*ACTIVITY*
Report each line from the entries in which "真武戒指" can be found.

*DATA LISTING*
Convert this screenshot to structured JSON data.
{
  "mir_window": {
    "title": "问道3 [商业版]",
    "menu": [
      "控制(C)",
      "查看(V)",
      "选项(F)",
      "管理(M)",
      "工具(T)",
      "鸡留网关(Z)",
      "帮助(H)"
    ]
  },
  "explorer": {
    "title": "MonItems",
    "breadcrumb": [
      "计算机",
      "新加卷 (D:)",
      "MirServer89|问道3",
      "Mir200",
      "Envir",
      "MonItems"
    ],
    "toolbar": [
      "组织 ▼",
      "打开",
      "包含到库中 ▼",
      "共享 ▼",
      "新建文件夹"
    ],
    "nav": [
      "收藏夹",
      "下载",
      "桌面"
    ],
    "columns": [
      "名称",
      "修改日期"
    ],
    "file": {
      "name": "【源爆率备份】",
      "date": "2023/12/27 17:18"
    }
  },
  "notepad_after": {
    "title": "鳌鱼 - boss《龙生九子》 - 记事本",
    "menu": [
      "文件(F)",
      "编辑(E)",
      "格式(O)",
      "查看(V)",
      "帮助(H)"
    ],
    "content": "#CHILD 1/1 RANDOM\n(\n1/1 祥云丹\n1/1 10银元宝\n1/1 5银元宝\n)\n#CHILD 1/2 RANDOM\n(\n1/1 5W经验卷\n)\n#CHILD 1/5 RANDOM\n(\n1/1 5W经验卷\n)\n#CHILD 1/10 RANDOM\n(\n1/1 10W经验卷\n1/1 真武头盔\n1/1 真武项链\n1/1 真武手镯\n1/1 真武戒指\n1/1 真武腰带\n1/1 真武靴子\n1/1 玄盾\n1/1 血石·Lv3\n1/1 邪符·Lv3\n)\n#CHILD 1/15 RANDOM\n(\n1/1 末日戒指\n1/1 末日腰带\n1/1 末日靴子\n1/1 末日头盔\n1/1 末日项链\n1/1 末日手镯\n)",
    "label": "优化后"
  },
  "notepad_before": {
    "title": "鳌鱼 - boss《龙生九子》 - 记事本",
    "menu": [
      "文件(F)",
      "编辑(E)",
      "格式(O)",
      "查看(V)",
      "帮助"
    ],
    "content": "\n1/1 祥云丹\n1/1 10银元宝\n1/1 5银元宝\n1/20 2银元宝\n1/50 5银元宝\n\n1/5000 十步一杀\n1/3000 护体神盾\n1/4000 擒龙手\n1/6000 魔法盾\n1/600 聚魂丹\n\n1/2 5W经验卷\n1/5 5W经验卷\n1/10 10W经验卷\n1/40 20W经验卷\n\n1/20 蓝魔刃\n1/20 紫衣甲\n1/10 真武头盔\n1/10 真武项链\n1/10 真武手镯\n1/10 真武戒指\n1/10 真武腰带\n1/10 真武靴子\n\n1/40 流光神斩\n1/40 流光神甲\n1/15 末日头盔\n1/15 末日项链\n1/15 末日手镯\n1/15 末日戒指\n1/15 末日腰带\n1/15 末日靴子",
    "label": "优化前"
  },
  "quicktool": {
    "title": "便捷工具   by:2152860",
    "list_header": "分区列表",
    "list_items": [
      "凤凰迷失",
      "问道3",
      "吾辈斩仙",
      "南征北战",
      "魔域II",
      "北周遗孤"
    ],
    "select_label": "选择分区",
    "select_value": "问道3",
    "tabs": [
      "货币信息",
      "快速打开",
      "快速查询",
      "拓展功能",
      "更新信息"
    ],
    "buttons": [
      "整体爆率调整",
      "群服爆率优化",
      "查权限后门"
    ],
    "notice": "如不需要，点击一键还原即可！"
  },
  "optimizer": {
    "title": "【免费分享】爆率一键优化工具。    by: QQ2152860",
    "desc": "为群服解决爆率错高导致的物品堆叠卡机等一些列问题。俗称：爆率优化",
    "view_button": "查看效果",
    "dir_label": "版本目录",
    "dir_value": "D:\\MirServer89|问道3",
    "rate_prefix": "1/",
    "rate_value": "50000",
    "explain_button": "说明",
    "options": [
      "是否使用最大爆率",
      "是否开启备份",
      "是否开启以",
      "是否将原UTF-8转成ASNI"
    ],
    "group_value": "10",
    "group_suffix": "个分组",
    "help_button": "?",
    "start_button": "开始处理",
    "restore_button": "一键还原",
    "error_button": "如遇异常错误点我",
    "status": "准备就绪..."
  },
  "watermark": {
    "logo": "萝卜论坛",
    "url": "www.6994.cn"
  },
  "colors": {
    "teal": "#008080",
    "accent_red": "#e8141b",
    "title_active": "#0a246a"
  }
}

*ANSWER TO THE EXERCISE*
    "content": "#CHILD 1/1 RANDOM\n(\n1/1 祥云丹\n1/1 10银元宝\n1/1 5银元宝\n)\n#CHILD 1/2 RANDOM\n(\n1/1 5W经验卷\n)\n#CHILD 1/5 RANDOM\n(\n1/1 5W经验卷\n)\n#CHILD 1/10 RANDOM\n(\n1/1 10W经验卷\n1/1 真武头盔\n1/1 真武项链\n1/1 真武手镯\n1/1 真武戒指\n1/1 真武腰带\n1/1 真武靴子\n1/1 玄盾\n1/1 血石·Lv3\n1/1 邪符·Lv3\n)\n#CHILD 1/15 RANDOM\n(\n1/1 末日戒指\n1/1 末日腰带\n1/1 末日靴子\n1/1 末日头盔\n1/1 末日项链\n1/1 末日手镯\n)",
    "content": "\n1/1 祥云丹\n1/1 10银元宝\n1/1 5银元宝\n1/20 2银元宝\n1/50 5银元宝\n\n1/5000 十步一杀\n1/3000 护体神盾\n1/4000 擒龙手\n1/6000 魔法盾\n1/600 聚魂丹\n\n1/2 5W经验卷\n1/5 5W经验卷\n1/10 10W经验卷\n1/40 20W经验卷\n\n1/20 蓝魔刃\n1/20 紫衣甲\n1/10 真武头盔\n1/10 真武项链\n1/10 真武手镯\n1/10 真武戒指\n1/10 真武腰带\n1/10 真武靴子\n\n1/40 流光神斩\n1/40 流光神甲\n1/15 末日头盔\n1/15 末日项链\n1/15 末日手镯\n1/15 末日戒指\n1/15 末日腰带\n1/15 末日靴子",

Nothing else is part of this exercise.